Should the use of torture be reserved for the most extreme cases involving suspected terrorists?
Perhaps if one probes deeper into the underlying reasons for the use of torture by nations against, for instance, detainees in Guantanamo, one discovers a risk and security culture that offers a meta-narrative of what is perceived by state powers to be an existential threat to the citizens of a state.
Part of the justification presented by states for the use of torture could be the perception woven into such state narratives that such suspected terrorists or political dissidents who align themselves with a political party that opposes a government are to be ‘morally excluded’ from the majority in society and are therefore ‘eligible targets of various forms of harm’ (Opotow).
The reality of the continuing use of torture even by states that are signatories of the UN Convention Against Torture is that such state violence continues to be legitimized due in part to the definitional problems faced with the use of the term ‘torture.’

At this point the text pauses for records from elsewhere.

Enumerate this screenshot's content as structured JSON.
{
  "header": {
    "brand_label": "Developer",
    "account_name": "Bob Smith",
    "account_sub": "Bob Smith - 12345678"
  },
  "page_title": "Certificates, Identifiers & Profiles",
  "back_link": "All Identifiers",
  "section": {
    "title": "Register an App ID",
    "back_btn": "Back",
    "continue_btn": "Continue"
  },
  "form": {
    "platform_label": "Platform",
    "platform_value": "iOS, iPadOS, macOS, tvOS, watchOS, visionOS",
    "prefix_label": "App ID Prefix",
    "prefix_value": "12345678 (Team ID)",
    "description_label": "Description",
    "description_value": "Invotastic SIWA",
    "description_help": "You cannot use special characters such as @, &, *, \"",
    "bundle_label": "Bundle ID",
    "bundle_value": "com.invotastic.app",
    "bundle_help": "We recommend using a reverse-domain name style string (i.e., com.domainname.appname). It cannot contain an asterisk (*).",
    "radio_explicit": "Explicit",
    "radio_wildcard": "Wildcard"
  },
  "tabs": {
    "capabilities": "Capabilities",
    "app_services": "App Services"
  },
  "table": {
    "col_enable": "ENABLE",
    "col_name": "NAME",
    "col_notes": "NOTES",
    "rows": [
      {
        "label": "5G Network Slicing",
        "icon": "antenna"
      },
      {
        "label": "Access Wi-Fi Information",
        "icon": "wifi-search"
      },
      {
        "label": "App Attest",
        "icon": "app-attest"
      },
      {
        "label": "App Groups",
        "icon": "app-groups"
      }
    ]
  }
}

The British Criminologist, Stan Cohen, alludes to the semantic battles fought in various domestic and international courts by those states who deny that their techniques involving detention, interrogation and sensory deprivation of detainees amount to torture.
Additionally, Rene Bruin notes that ‘the obligation on non-refoulement under Art3 of the ECHR and Art7 of the ICCPR and Art3 of the Convention Against Torture is absolute.’
Yet there are liberal democracies that continue to promote ‘a torture culture’ ( per Luban, quoted in Opotow), underpinned by the consequentialist idea that the end justifies the means.
The sober reality is that such violation of human rights ‘remain as indelible stains’ and ‘do not disappear from public conscience over time.’ ( Opotow) .
As John Le Carre cautions, ‘don’t imagine you’ll be unscathed by the methods you use… the end may justify the means ..but there is a price tag to pay, and the price tends to be oneself.’ ( quoted in Opotow)